(Task data begins)

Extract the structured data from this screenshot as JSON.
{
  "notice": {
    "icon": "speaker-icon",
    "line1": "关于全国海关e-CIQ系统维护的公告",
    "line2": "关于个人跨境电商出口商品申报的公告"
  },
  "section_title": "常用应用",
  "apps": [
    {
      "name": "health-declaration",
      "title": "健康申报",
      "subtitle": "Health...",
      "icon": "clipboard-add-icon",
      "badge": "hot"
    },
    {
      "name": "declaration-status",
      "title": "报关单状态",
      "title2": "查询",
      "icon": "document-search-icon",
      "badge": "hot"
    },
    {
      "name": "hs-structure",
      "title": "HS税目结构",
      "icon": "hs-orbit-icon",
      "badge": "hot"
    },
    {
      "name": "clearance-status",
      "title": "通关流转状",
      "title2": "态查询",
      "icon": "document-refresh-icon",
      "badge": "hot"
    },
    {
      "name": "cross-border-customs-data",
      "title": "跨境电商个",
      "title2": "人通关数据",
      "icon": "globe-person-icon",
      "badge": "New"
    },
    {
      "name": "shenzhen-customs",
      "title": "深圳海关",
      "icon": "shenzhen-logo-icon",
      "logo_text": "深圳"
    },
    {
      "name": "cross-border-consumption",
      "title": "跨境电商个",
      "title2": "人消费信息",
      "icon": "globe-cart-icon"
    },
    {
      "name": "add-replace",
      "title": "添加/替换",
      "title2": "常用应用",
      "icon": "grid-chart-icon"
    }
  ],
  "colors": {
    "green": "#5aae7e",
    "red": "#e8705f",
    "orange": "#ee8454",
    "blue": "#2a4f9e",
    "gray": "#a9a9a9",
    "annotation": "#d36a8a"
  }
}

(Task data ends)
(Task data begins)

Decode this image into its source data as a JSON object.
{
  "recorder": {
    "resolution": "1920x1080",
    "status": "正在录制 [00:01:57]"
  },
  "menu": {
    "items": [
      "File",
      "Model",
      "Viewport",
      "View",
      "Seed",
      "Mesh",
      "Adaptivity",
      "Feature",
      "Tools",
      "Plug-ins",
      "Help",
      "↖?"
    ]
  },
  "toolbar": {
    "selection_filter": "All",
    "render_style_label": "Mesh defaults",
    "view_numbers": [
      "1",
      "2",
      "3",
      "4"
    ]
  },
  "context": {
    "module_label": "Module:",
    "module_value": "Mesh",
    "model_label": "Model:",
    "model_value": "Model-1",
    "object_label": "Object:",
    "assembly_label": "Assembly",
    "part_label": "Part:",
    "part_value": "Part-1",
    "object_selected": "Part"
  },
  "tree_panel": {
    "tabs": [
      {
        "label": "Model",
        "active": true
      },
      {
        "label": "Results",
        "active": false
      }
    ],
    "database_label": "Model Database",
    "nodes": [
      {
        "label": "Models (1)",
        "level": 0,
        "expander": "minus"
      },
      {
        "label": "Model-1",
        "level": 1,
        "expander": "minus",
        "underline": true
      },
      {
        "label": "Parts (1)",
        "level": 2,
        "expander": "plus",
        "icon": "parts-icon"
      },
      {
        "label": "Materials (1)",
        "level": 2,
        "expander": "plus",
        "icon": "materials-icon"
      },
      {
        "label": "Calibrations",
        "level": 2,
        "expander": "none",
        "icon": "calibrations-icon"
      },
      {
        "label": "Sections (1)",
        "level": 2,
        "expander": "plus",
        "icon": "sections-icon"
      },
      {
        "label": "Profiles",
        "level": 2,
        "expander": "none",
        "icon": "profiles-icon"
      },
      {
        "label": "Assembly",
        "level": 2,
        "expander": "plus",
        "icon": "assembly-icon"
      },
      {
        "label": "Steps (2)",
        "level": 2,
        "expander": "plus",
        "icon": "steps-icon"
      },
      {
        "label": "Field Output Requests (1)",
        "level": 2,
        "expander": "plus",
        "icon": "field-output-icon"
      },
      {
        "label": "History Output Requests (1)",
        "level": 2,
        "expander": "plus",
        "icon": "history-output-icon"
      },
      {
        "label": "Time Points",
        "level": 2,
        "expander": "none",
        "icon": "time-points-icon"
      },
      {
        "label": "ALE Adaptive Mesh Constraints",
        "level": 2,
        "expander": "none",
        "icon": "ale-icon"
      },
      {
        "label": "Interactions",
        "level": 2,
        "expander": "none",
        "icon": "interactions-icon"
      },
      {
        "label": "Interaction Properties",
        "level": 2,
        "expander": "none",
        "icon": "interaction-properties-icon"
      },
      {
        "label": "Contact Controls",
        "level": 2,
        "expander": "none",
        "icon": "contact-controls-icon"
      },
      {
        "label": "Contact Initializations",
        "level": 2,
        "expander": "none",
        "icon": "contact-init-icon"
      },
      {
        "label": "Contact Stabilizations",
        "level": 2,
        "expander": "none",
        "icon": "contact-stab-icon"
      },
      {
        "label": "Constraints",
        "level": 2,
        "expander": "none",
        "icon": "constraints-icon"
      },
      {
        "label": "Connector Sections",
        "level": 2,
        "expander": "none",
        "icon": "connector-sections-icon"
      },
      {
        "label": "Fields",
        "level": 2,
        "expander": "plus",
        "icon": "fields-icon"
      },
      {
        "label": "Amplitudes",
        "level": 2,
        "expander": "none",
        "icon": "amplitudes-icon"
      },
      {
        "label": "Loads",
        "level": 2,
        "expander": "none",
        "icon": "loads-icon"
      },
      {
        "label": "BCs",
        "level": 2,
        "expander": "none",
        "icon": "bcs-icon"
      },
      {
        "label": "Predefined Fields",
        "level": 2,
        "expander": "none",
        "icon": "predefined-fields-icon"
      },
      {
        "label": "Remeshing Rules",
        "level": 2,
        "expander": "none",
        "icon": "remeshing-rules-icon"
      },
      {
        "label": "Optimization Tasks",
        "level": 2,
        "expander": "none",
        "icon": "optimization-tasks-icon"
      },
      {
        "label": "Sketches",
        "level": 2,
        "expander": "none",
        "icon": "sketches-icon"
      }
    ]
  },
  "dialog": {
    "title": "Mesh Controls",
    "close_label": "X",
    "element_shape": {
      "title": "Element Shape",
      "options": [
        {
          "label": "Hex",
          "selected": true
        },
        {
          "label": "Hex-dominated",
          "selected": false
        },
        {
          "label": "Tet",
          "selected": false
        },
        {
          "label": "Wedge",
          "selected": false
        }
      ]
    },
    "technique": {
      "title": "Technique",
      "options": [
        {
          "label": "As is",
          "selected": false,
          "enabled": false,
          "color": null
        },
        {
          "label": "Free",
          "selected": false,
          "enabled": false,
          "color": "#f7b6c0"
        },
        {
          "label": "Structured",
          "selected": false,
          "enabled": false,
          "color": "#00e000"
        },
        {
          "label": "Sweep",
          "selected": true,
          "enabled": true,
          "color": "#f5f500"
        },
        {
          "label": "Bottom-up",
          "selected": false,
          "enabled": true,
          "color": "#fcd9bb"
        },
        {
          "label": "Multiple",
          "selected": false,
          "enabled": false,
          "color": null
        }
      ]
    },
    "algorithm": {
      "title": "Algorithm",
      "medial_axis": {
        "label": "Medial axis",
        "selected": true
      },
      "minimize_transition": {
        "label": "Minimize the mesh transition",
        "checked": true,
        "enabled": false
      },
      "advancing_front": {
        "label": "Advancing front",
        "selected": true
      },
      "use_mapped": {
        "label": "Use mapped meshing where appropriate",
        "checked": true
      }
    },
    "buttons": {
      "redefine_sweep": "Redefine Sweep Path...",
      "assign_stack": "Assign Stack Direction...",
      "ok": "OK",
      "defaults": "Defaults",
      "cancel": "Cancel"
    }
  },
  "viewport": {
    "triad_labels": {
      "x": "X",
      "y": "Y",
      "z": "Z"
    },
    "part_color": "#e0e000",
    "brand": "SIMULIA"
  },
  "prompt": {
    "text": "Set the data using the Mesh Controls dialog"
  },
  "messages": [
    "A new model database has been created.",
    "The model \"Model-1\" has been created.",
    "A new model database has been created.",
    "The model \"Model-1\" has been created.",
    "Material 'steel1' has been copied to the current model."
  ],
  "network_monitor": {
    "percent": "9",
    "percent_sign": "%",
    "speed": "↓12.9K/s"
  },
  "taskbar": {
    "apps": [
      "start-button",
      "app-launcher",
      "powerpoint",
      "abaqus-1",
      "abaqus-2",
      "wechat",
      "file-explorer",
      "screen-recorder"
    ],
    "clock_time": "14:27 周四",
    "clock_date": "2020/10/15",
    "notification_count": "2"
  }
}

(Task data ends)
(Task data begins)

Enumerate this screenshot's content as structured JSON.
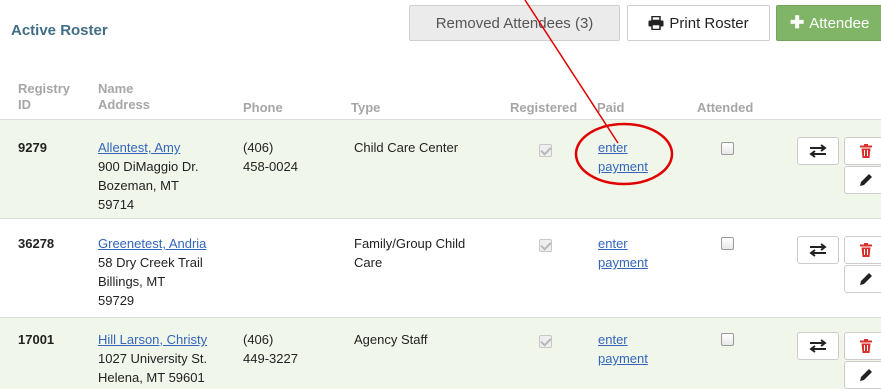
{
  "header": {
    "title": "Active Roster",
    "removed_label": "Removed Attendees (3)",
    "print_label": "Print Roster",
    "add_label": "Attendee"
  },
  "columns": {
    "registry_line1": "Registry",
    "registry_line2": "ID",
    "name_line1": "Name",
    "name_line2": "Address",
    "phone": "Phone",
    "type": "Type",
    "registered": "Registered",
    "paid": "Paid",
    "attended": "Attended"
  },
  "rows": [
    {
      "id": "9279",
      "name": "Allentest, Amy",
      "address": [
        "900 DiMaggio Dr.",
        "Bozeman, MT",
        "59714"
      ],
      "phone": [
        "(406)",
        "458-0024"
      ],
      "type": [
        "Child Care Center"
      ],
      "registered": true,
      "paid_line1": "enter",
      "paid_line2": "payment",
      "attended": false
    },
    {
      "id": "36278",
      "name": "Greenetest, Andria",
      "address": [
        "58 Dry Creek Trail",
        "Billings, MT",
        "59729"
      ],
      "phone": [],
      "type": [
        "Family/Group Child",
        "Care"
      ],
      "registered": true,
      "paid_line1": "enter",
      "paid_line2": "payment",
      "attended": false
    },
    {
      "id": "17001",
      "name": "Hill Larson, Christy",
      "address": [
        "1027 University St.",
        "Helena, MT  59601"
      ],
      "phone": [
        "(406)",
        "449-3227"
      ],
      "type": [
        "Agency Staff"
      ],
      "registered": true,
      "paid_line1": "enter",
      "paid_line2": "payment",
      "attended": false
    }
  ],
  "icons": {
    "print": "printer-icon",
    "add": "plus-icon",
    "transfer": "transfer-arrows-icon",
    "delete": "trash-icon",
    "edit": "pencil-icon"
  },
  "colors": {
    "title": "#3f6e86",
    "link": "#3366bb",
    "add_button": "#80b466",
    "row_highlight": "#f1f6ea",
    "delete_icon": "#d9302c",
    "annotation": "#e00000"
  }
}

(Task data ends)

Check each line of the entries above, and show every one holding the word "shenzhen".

      "name": "shenzhen-customs",
      "icon": "shenzhen-logo-icon",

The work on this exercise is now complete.